A thundering epic set in the apocalyptic days of Noah’s ark
“In the six hundredth year of Noah's life, in the second month, the seventeenth day of the month, the same day were all the fountains of the great deep broken up, and the windows of heaven were opened.”
The story of Noah’s Ark is often retold, but always in its most simplified form. Yet it’s also a richly complex tale of terrible contradictions, wherein most of the people on Earth were destroyed. What could these others – the ones who didn’t make it on the ark – have been thinking as the rumors of the coming flood spread? What must it have looked to them as a boat of unprecedented proportions was constructed in the middle of the desert? How would the gathered tribes have reacted when they learned that none but Noah’s family would be saved?
Anne Provoost’s brilliant imagination places a young woman named ReJana in the midst of this roiling cauldron of events. She and her family are not among the chosen; they are part of the city of industry that grew up in the desert around the building of the ark. Her father, a ship builder. advises Noah on his great project (which most believe is insane), while ReJana herself falls in love with Noah’s son Ham. They are a family apart, with the clear vision of outsiders. They live in the midst of a time and place that we recognize and yet feel as if we’re seeing clearly for the first time. Even as we think we know the story, we hope they will survive the coming deluge.
Reminiscent of The Red Tent, Provoost’s epic novel is a literary page turner and a love story, building its power from page to page like a gathering storm.
Ham saw me from his workbench. He hurried across. Because he looked at me without speaking, my grief burst forth. I had felt it growing in me, but when it reached my head it still took me by surprise: it rose up in me and I overflowed. I could not stop sobbing. Was this the stone coming loose, the beginning of a landslide which would overwhelm us? “Help us get away from here,” I said. “See that we can leave this place safely. We have nothing to do with the punishment that will be imposed on you and your people.”
The timber around us creaked.
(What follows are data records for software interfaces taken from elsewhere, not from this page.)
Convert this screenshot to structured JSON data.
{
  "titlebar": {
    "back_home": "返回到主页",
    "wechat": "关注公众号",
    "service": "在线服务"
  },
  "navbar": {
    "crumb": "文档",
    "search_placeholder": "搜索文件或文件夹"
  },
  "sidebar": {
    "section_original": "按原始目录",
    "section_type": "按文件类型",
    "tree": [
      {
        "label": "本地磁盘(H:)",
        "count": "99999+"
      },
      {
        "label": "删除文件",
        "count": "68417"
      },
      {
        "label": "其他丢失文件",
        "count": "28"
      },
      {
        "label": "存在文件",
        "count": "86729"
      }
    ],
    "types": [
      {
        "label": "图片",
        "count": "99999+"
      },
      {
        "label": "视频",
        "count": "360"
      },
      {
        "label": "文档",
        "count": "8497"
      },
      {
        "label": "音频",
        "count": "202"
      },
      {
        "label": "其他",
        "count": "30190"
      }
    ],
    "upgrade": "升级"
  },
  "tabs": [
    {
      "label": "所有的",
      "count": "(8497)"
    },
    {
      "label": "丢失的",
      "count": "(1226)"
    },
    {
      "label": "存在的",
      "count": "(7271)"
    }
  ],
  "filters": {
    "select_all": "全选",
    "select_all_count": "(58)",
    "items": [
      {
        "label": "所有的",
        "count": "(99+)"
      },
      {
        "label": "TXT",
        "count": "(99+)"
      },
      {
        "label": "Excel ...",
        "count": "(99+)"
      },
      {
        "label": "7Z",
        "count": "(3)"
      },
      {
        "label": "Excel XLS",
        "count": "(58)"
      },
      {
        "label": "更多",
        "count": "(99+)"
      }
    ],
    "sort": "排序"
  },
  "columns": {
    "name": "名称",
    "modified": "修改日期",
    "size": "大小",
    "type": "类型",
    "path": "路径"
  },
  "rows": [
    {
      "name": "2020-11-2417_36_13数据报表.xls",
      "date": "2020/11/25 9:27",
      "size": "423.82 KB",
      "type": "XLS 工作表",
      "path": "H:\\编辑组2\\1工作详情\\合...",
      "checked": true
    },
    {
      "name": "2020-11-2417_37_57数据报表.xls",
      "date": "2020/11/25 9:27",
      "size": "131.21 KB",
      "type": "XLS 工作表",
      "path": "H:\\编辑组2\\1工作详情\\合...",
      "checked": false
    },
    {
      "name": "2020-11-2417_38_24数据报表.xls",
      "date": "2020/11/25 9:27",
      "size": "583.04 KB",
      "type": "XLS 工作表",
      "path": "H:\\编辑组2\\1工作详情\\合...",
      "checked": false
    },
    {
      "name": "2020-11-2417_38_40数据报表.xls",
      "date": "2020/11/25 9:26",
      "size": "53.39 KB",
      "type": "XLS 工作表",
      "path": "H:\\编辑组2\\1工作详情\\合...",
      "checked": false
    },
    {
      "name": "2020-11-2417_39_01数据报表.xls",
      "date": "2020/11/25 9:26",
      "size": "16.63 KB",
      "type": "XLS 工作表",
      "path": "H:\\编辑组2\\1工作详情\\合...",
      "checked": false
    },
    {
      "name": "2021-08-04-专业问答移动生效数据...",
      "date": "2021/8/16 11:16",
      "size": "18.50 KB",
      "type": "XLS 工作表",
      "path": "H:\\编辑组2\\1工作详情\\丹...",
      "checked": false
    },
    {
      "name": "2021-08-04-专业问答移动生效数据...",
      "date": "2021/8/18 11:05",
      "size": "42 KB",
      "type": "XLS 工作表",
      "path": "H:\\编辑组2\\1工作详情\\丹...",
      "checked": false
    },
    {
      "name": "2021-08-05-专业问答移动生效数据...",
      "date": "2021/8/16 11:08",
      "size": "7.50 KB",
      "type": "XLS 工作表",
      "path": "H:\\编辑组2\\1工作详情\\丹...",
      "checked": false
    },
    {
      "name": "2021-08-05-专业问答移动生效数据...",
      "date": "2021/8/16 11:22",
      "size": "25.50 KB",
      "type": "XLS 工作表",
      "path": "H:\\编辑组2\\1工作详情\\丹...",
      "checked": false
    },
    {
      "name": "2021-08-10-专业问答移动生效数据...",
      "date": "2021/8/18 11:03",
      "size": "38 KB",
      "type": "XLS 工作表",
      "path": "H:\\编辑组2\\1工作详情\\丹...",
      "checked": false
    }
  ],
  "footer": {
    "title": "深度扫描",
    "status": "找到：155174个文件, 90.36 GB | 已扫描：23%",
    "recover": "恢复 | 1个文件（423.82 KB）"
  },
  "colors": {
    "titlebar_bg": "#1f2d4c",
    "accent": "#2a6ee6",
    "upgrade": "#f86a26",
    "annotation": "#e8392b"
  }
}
He looked around quickly, at the workmen who came and went, their eyes downcast. “Don’t be afraid. I will take care of you."
“What can you do?” I asked with a sob. “You do not even control your own fate!”
He hunched his back and put his hand over his mouth. Wood shavings from his hair fluttered down onto my arm. He had barely any voice when he said, “Go away now. But come back to me tonight. You will belong to me like my shadow. If our god does not choose you, I will.
Reviews and Awards
Children's Book Sense Picks
Long Listed for the International IMPAC Dublin Literary Award
“This beautiful, solemn, heavy retelling of the story of Noah’s ark is narrated in the first person by Re Jana. … Suspense slowly builds as the lands dampen. Consider this poetic, substantial piece a YA/adult crossover.” - Kirkus Reviews
“In the tradition of the adult novel The Red Tent comes this story of the biblical flood.… Exquisitely detailed and intelligently written, this is a YA novel only in the broadest sense; no one would blink if it appeared on an adult list. Teens will find themselves … caught up in the story’s tension, especially when the rain starts falling.… A vast piece that striking reveals the human condition at the hour of destruction.” - Booklist
Young Adult Fiction
Trim Size: 6" x 9"
Page Count: 320
Foreign Rights: Scholastic
Translation Rights: Querido
Rights Available? yes